YOUR GOAL:
The records below are to be set down word for word, with every picture left out.

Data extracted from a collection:
____
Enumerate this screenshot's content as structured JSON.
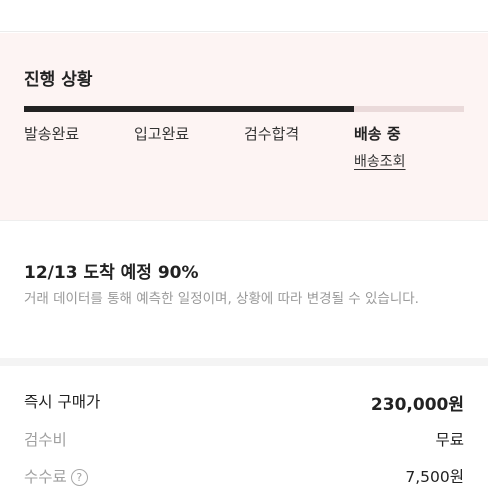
{
  "progress": {
    "title": "진행 상황",
    "fill_fraction": 0.75,
    "steps": [
      {
        "label": "발송완료"
      },
      {
        "label": "입고완료"
      },
      {
        "label": "검수합격"
      },
      {
        "label": "배송 중"
      }
    ],
    "track_link": "배송조회"
  },
  "eta": {
    "title": "12/13 도착 예정 90%",
    "description": "거래 데이터를 통해 예측한 일정이며, 상황에 따라 변경될 수 있습니다."
  },
  "price": {
    "rows": [
      {
        "label": "즉시 구매가",
        "value": "230,000원"
      },
      {
        "label": "검수비",
        "value": "무료"
      },
      {
        "label": "수수료",
        "value": "7,500원",
        "help_glyph": "?"
      }
    ]
  },
  "colors": {
    "progress_background": "#fdf4f3",
    "progress_fill": "#222222",
    "progress_track": "#eadada"
  },
  "icons": {
    "help": "question-circle-icon"
  }
}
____
RESULT OF THIS EXERCISE:
Enumerate this screenshot's content as structured JSON.
{
  "progress": {
    "title": "진행 상황",
    "fill_fraction": 0.75,
    "steps": [
      {
        "label": "발송완료"
      },
      {
        "label": "입고완료"
      },
      {
        "label": "검수합격"
      },
      {
        "label": "배송 중"
      }
    ],
    "track_link": "배송조회"
  },
  "eta": {
    "title": "12/13 도착 예정 90%",
    "description": "거래 데이터를 통해 예측한 일정이며, 상황에 따라 변경될 수 있습니다."
  },
  "price": {
    "rows": [
      {
        "label": "즉시 구매가",
        "value": "230,000원"
      },
      {
        "label": "검수비",
        "value": "무료"
      },
      {
        "label": "수수료",
        "value": "7,500원",
        "help_glyph": "?"
      }
    ]
  },
  "colors": {
    "progress_background": "#fdf4f3",
    "progress_fill": "#222222",
    "progress_track": "#eadada"
  },
  "icons": {
    "help": "question-circle-icon"
  }
}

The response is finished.